▸ **Assignment**
Please reproduce each of the following entries exactly.

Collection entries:

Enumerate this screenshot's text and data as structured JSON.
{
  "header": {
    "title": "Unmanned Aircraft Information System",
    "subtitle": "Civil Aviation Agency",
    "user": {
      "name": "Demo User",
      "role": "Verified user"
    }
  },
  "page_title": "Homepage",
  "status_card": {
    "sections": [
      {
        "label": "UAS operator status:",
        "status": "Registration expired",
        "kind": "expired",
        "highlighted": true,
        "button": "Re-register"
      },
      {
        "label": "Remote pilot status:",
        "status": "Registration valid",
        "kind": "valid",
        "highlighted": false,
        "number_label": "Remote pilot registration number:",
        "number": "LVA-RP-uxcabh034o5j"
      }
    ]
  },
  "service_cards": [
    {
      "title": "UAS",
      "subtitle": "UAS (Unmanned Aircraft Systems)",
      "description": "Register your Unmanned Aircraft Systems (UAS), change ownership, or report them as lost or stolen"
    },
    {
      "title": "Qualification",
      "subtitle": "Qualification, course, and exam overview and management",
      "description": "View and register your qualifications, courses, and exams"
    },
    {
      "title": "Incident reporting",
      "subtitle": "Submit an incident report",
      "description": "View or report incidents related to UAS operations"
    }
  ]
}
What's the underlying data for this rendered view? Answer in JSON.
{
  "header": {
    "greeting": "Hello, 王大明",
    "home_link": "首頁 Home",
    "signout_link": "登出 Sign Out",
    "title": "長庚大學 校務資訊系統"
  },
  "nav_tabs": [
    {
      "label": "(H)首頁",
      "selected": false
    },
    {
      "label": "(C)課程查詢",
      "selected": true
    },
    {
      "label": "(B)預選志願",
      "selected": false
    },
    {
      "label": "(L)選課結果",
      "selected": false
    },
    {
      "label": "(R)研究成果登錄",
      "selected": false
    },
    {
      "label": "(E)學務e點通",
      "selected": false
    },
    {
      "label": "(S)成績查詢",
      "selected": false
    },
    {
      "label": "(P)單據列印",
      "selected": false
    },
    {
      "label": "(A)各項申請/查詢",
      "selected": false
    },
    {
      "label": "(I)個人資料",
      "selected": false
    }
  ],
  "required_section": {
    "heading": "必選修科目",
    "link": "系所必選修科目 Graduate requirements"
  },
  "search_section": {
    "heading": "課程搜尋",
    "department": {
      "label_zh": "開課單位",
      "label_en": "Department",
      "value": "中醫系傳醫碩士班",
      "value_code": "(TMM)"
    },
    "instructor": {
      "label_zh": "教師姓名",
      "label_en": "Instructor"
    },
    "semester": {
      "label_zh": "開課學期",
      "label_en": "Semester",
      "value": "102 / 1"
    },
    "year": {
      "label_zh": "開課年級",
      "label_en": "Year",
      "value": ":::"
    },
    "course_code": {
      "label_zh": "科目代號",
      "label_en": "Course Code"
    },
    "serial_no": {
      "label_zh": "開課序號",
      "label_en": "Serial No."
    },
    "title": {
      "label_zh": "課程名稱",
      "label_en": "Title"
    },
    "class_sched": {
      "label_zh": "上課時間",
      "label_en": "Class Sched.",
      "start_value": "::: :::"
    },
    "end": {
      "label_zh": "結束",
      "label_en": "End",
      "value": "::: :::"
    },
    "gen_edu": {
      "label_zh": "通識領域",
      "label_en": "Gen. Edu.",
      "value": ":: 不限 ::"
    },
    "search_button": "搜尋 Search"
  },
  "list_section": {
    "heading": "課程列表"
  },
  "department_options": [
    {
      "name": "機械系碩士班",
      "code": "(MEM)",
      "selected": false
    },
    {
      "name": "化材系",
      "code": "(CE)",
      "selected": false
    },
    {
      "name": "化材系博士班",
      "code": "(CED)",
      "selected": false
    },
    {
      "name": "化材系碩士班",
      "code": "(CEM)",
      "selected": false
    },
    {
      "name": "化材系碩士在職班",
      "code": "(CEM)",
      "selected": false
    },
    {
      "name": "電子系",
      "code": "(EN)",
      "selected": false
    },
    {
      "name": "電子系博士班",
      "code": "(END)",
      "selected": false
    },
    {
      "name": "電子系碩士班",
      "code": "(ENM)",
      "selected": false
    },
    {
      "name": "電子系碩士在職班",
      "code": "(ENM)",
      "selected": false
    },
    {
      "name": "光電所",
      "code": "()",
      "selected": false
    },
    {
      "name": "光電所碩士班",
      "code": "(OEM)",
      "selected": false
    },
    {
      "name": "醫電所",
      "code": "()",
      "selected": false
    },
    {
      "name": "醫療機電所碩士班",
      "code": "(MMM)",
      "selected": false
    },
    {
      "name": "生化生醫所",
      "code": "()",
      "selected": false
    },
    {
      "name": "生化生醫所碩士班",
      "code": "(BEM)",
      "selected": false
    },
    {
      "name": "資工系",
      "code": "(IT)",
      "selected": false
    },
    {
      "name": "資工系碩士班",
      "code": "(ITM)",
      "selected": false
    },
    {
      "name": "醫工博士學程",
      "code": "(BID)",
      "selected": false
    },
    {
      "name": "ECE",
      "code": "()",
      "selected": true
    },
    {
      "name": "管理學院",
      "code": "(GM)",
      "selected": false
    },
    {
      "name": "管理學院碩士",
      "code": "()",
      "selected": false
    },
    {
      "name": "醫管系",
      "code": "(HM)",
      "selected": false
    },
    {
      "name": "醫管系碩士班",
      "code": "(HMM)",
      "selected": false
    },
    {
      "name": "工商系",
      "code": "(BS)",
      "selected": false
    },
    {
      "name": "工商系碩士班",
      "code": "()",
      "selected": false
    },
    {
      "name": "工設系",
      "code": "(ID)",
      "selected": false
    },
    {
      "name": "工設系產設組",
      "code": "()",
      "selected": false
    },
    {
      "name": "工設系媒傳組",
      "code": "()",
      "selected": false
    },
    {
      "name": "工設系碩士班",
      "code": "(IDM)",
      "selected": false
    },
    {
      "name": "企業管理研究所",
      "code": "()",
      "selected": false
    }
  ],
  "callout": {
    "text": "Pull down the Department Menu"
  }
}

▸ **Your solution**
Enumerate this screenshot's text and data as structured JSON.
{
  "header": {
    "title": "Unmanned Aircraft Information System",
    "subtitle": "Civil Aviation Agency",
    "user": {
      "name": "Demo User",
      "role": "Verified user"
    }
  },
  "page_title": "Homepage",
  "status_card": {
    "sections": [
      {
        "label": "UAS operator status:",
        "status": "Registration expired",
        "kind": "expired",
        "highlighted": true,
        "button": "Re-register"
      },
      {
        "label": "Remote pilot status:",
        "status": "Registration valid",
        "kind": "valid",
        "highlighted": false,
        "number_label": "Remote pilot registration number:",
        "number": "LVA-RP-uxcabh034o5j"
      }
    ]
  },
  "service_cards": [
    {
      "title": "UAS",
      "subtitle": "UAS (Unmanned Aircraft Systems)",
      "description": "Register your Unmanned Aircraft Systems (UAS), change ownership, or report them as lost or stolen"
    },
    {
      "title": "Qualification",
      "subtitle": "Qualification, course, and exam overview and management",
      "description": "View and register your qualifications, courses, and exams"
    },
    {
      "title": "Incident reporting",
      "subtitle": "Submit an incident report",
      "description": "View or report incidents related to UAS operations"
    }
  ]
}
What's the underlying data for this rendered view? Answer in JSON.
{
  "header": {
    "greeting": "Hello, 王大明",
    "home_link": "首頁 Home",
    "signout_link": "登出 Sign Out",
    "title": "長庚大學 校務資訊系統"
  },
  "nav_tabs": [
    {
      "label": "(H)首頁",
      "selected": false
    },
    {
      "label": "(C)課程查詢",
      "selected": true
    },
    {
      "label": "(B)預選志願",
      "selected": false
    },
    {
      "label": "(L)選課結果",
      "selected": false
    },
    {
      "label": "(R)研究成果登錄",
      "selected": false
    },
    {
      "label": "(E)學務e點通",
      "selected": false
    },
    {
      "label": "(S)成績查詢",
      "selected": false
    },
    {
      "label": "(P)單據列印",
      "selected": false
    },
    {
      "label": "(A)各項申請/查詢",
      "selected": false
    },
    {
      "label": "(I)個人資料",
      "selected": false
    }
  ],
  "required_section": {
    "heading": "必選修科目",
    "link": "系所必選修科目 Graduate requirements"
  },
  "search_section": {
    "heading": "課程搜尋",
    "department": {
      "label_zh": "開課單位",
      "label_en": "Department",
      "value": "中醫系傳醫碩士班",
      "value_code": "(TMM)"
    },
    "instructor": {
      "label_zh": "教師姓名",
      "label_en": "Instructor"
    },
    "semester": {
      "label_zh": "開課學期",
      "label_en": "Semester",
      "value": "102 / 1"
    },
    "year": {
      "label_zh": "開課年級",
      "label_en": "Year",
      "value": ":::"
    },
    "course_code": {
      "label_zh": "科目代號",
      "label_en": "Course Code"
    },
    "serial_no": {
      "label_zh": "開課序號",
      "label_en": "Serial No."
    },
    "title": {
      "label_zh": "課程名稱",
      "label_en": "Title"
    },
    "class_sched": {
      "label_zh": "上課時間",
      "label_en": "Class Sched.",
      "start_value": "::: :::"
    },
    "end": {
      "label_zh": "結束",
      "label_en": "End",
      "value": "::: :::"
    },
    "gen_edu": {
      "label_zh": "通識領域",
      "label_en": "Gen. Edu.",
      "value": ":: 不限 ::"
    },
    "search_button": "搜尋 Search"
  },
  "list_section": {
    "heading": "課程列表"
  },
  "department_options": [
    {
      "name": "機械系碩士班",
      "code": "(MEM)",
      "selected": false
    },
    {
      "name": "化材系",
      "code": "(CE)",
      "selected": false
    },
    {
      "name": "化材系博士班",
      "code": "(CED)",
      "selected": false
    },
    {
      "name": "化材系碩士班",
      "code": "(CEM)",
      "selected": false
    },
    {
      "name": "化材系碩士在職班",
      "code": "(CEM)",
      "selected": false
    },
    {
      "name": "電子系",
      "code": "(EN)",
      "selected": false
    },
    {
      "name": "電子系博士班",
      "code": "(END)",
      "selected": false
    },
    {
      "name": "電子系碩士班",
      "code": "(ENM)",
      "selected": false
    },
    {
      "name": "電子系碩士在職班",
      "code": "(ENM)",
      "selected": false
    },
    {
      "name": "光電所",
      "code": "()",
      "selected": false
    },
    {
      "name": "光電所碩士班",
      "code": "(OEM)",
      "selected": false
    },
    {
      "name": "醫電所",
      "code": "()",
      "selected": false
    },
    {
      "name": "醫療機電所碩士班",
      "code": "(MMM)",
      "selected": false
    },
    {
      "name": "生化生醫所",
      "code": "()",
      "selected": false
    },
    {
      "name": "生化生醫所碩士班",
      "code": "(BEM)",
      "selected": false
    },
    {
      "name": "資工系",
      "code": "(IT)",
      "selected": false
    },
    {
      "name": "資工系碩士班",
      "code": "(ITM)",
      "selected": false
    },
    {
      "name": "醫工博士學程",
      "code": "(BID)",
      "selected": false
    },
    {
      "name": "ECE",
      "code": "()",
      "selected": true
    },
    {
      "name": "管理學院",
      "code": "(GM)",
      "selected": false
    },
    {
      "name": "管理學院碩士",
      "code": "()",
      "selected": false
    },
    {
      "name": "醫管系",
      "code": "(HM)",
      "selected": false
    },
    {
      "name": "醫管系碩士班",
      "code": "(HMM)",
      "selected": false
    },
    {
      "name": "工商系",
      "code": "(BS)",
      "selected": false
    },
    {
      "name": "工商系碩士班",
      "code": "()",
      "selected": false
    },
    {
      "name": "工設系",
      "code": "(ID)",
      "selected": false
    },
    {
      "name": "工設系產設組",
      "code": "()",
      "selected": false
    },
    {
      "name": "工設系媒傳組",
      "code": "()",
      "selected": false
    },
    {
      "name": "工設系碩士班",
      "code": "(IDM)",
      "selected": false
    },
    {
      "name": "企業管理研究所",
      "code": "()",
      "selected": false
    }
  ],
  "callout": {
    "text": "Pull down the Department Menu"
  }
}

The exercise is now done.